If you try to succinctly sum up the idea of political reform, then the thinking and implementation can be summarized as to transfer power from the monopoly of the Communist Party’s hands to the hands of the people who are entitled to enjoy it through the Constitution, or to the hands of Soviets comprised of freely elected representatives .
Such ideas led to the amendment of the Soviet Constitution in 1991 to allow political freedom—and the collapse of any vestige of proletarian dictatorship or democratic centralism as “20 parties were formed in one year at the Union level and 500 at the Republic level” .
All of this is very different from the standard Western analyses of the Soviet failure. To be sure, the authors allow that between the time of Stalin and Brezhnev the Soviet Union began to lose its leading place among the nations of the world:
“In the 1960s, the capitalist world’s electronic, information, biological, and other science and technologies had made great progress but the Soviet Union was lacking timely knowledge of the world’s scientific and technological revolution” .
But the situation could have been salvaged, perhaps if the Soviets had adopted the path subsequently followed by China.
If the ruling Communist Party could have adhered to Marxist-Leninist theory and paths, timely and correctly solve the accumulated problems and conflicts, and correct the mistakes with courage, it would have been possible to pull the Soviet Union and the Communist Party out of danger, and to continue to push the socialist cause forward .
Such is the Chinese official—it must be stressed official—diagnosis of the Soviet failure, and from the diagnosis will flow the policy solution. Perhaps it is not surprising, then, that party discipline and unity are at the top of the list of issues being stressed publicly in China today, and simple repression is regularly employed as a means of dealing with tensions, while relatively less emphasis is placed on how to cope with the vast challenges posed to any authoritarian government by a dynamic, growing, and ever-differentiating society. [To be continued]
1. Ministry of Education, 2/20/2009. The Chinese text is now available on the internet at chinaelections.org, while a Chinese-English transcript, upon which this essay draws with modifications [“Transcript”], is available at chinascope.org. In addition, CDs of the entire series circulate unofficially; one is in the possession of the author.

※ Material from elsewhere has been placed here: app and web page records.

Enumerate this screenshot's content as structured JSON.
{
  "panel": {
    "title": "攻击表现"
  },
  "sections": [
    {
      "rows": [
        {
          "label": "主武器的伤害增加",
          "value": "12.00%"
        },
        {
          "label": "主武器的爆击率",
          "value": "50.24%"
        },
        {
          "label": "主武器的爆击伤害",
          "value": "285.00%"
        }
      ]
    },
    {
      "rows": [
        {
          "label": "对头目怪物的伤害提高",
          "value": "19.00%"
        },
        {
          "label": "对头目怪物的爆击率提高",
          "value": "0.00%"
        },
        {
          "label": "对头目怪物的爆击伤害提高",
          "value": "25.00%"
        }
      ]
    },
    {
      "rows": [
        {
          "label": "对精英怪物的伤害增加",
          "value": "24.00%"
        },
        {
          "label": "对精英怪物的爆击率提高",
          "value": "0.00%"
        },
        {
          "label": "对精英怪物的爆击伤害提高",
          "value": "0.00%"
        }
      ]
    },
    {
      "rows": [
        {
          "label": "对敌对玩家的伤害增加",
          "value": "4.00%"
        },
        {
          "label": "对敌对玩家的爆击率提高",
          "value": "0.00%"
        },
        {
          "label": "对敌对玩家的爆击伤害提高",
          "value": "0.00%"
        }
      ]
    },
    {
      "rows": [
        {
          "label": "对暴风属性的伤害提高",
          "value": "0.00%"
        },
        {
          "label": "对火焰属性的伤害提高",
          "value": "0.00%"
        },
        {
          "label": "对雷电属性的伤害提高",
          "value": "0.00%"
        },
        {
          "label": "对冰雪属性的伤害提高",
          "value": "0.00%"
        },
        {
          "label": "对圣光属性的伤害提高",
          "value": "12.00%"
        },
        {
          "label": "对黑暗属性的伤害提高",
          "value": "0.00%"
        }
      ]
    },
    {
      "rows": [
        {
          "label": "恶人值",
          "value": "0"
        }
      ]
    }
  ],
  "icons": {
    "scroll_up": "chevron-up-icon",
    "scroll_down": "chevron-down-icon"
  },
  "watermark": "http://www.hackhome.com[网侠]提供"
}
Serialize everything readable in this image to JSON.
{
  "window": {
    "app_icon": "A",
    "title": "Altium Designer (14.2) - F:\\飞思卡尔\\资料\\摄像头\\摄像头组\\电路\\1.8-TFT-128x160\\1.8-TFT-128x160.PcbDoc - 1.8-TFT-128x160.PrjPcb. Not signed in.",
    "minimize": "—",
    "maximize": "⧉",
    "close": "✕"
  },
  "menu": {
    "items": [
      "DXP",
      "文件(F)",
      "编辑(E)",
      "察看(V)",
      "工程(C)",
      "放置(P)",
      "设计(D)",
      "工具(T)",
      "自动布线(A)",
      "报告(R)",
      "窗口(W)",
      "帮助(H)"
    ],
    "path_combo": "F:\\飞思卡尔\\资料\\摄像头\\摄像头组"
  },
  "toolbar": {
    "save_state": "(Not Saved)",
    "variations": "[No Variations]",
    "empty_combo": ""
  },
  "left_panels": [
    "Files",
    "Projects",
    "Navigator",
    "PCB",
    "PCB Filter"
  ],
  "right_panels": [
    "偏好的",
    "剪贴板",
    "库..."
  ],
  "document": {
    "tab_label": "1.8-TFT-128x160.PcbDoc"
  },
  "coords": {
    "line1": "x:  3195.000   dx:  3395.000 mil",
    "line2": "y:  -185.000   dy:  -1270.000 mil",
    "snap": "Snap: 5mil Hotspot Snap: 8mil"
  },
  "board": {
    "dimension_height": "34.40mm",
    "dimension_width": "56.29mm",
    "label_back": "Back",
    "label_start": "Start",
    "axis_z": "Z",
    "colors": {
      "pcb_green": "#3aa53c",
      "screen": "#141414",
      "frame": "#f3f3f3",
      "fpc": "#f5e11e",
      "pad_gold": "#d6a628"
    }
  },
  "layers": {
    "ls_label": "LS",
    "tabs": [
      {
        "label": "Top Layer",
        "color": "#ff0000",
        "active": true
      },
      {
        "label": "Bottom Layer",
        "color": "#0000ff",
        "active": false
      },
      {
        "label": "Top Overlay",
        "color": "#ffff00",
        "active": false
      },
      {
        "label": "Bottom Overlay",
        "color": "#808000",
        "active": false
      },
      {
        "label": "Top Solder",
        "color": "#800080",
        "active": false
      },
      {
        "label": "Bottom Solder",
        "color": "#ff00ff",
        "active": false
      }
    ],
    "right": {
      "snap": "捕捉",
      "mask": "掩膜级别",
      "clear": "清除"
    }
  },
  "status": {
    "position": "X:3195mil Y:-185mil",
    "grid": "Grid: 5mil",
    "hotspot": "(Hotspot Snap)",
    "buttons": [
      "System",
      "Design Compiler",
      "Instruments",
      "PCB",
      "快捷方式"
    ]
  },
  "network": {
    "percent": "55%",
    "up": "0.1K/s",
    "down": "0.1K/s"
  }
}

2. See Arthur Waldron, “The Soviet Disease Spreads to China” Far Eastern Economic Review 172.8 (October 2009), pp. 24-27.
3. Preparing for Danger in Times of Safety—Historic Lessons Learned from the Demise of Soviet Communism. Ministry of Education, 2/20/2009.
3. Transcript, p. 1.
4. Transcript, p. 13.
5. Transcript, p. 5.
6. See “Dictatorship of the Proletariat” in Tom Bottomore, et al, eds. A Dictionary of Marxist Thought (Cambridge, Mass: Harvard University Press, 1983) pp. 129-131.
7. Transcript, p. 8.
9. Transcript, p. 28.
10. Transcript, p. 8.
11. Transcript, p. 18.
12. Transcript, p. 8.
13. Transcript, p. 19.
14. Transcript, p. 9.
15. Transcript, p. 22.
16. Transcript, p. 10.
17. Transcript, p. 20.
[The first of an occasional series on how China views the collapse of the Soviet Union.]